On Monday afternoon, Phil Longo stepped up to the podium with a half-smile, a half-sigh of relief.
Before anyone could ask the North Carolina offensive coordinator how his team – the 10th-best in the nation – planned to move the ball this season, a simple two-word clarification was required.
Back, as in playing football games on the weekends, is factually true. The Tar Heels will travel to face Virginia Tech this Friday night.
But back as in something bigger? Like, establishing a national presence by potentially unseating Clemson, who won their sixth straight conference championship last December, to clinch UNC's first ACC title since Lawrence Taylor 41 years ago.
Hall of Fame head coach Mack Brown has reached the mountaintop of the sport before. Setting lofty goals isn’t a new task to him. But to his budding team, he understands the importance of balancing optimism with reality.
“Nobody can talk about winning the ACC championship until somebody beats Clemson, because they're the king, they've got that spot,” Brown said. “But I would say that we're way ahead of where I thought we would be going into season three.”
With over 4,000 yards of last year’s UNC offense now off to the NFL, the bulk of the offensive duties will be kept in the hands of junior Sam Howell, the Preseason ACC Player of the Year and Heisman candidate.
But for all the boxes Howell checks as one of the top signal-callers in the nation, if the Tar Heels want to be a great team, running the ball will remain a top priority. Gone are Michael Carter and Javonte Williams, who could very well be starting on Sundays in a short time, but the running back room has been rebuilt with Ty Chandler, a graduate transfer from Tennessee.
Chandler is no stranger to starring in big games, formerly playing in the SEC each week, a conference dubbed by many to be the best in the nation.

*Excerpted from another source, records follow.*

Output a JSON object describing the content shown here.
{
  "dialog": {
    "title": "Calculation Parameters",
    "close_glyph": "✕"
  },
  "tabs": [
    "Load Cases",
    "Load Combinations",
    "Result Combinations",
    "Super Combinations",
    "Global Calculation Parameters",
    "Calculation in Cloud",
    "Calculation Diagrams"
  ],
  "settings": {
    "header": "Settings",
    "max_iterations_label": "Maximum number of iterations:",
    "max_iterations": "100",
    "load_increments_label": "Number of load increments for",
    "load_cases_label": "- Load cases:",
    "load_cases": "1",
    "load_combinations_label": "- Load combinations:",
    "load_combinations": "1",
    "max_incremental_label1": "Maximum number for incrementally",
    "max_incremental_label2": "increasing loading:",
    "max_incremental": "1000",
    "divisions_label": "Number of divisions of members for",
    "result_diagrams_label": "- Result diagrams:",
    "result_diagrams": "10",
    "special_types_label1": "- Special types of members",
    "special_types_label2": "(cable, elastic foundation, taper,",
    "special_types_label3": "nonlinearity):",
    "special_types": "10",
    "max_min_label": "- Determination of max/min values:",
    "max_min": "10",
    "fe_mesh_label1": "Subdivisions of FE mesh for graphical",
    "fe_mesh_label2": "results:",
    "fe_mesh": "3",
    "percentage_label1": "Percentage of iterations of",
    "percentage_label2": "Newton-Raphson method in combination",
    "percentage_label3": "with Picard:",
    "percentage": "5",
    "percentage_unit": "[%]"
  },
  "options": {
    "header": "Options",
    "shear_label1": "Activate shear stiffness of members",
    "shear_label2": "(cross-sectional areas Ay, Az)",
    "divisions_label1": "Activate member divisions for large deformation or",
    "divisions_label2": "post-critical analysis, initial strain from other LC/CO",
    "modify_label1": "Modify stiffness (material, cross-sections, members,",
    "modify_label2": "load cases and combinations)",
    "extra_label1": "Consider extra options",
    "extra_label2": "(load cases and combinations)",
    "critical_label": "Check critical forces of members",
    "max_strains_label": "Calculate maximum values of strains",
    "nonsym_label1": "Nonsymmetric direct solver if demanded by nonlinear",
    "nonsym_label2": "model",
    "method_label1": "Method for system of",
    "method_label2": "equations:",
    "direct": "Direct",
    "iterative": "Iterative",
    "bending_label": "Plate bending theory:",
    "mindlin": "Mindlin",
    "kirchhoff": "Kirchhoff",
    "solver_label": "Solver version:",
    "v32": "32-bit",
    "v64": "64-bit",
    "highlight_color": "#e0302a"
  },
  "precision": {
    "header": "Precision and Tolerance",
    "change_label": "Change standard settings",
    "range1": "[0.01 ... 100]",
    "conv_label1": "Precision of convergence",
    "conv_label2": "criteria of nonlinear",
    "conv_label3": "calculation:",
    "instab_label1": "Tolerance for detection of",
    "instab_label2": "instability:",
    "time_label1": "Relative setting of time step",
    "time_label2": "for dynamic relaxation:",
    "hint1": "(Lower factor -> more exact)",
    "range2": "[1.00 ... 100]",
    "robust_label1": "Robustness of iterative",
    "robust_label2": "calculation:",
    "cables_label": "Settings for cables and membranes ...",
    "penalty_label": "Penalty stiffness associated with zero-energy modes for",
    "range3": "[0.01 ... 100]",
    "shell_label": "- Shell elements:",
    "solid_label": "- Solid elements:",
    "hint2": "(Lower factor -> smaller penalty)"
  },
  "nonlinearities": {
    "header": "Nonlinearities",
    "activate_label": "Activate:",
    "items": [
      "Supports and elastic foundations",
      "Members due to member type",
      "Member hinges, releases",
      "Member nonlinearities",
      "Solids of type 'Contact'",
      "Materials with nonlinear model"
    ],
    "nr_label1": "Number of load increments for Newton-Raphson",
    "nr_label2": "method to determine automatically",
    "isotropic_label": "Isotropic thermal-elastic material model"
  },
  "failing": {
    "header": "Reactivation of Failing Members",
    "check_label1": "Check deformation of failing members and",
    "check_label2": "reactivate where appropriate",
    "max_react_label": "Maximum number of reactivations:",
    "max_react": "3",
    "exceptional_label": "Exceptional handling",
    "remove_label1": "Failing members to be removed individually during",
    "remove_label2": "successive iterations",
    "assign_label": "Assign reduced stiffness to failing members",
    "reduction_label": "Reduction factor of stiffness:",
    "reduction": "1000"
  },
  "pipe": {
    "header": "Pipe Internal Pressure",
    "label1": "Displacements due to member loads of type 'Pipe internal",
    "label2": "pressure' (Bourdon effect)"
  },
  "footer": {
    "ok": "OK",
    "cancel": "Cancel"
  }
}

Although he has yet to take any game reps within Longo’s offensive scheme, his experience will be invaluable to the team’s young core of running backs.
Behind him, a player that has emerged as the rushing attack’s second option is first-year Caleb Hood, a former high school quarterback who has done nothing but impress since arriving on campus as an early enrollee this spring.
In his time adjusting to the position, Hood has bulked up to 230 pounds, a potentially dangerous pairing with his natural explosiveness.
“He’s been a pleasant surprise, and he’s trending upward in a very, very fast way,” running backs coach Larry Porter said.
On the defensive side of the ball, the Tar Heels were a tale of two halves in 2020. In the early part of the season, the defense dug the team into several holes, forcing Howell and the offense to stage a heroic comeback to have any chance of picking up the win.
But as the year progressed, a plethora of young talent began to earn more snaps and develop during the toughest tests of the season, most notably in bouts against top-10 teams in Notre Dame, Miami and Texas A&M.
Following the NFL departure of Chazz Surratt, a two-time First Team All-ACC selection, someone will need to replace his production in the middle of the defensive unit. Given his status as one of the team’s captains, senior Jeremiah Gemmel appears poised to take on that challenge.
Not all season openers are created equal, which the Tar Heels quickly were made aware of in January when they were informed their first assignment would come at an exuberant, sold-out Lane Stadium.
“You’re getting what you signed up for when you came to play college football,” Gemmel said. “The first couple plays, you’re going to have some jitters, but after that, it’s all just football.”
Yes, it might only be the first week of September. Resumes are solidified in the cooler days of November and December, and not all aspirations are dashed with a minor blip.
But in the most anticipated North Carolina football season of this millennium, Friday’s outcome will go a long way in determining if the Tar Heels are simply back to playing football games, or playing for something much, much more.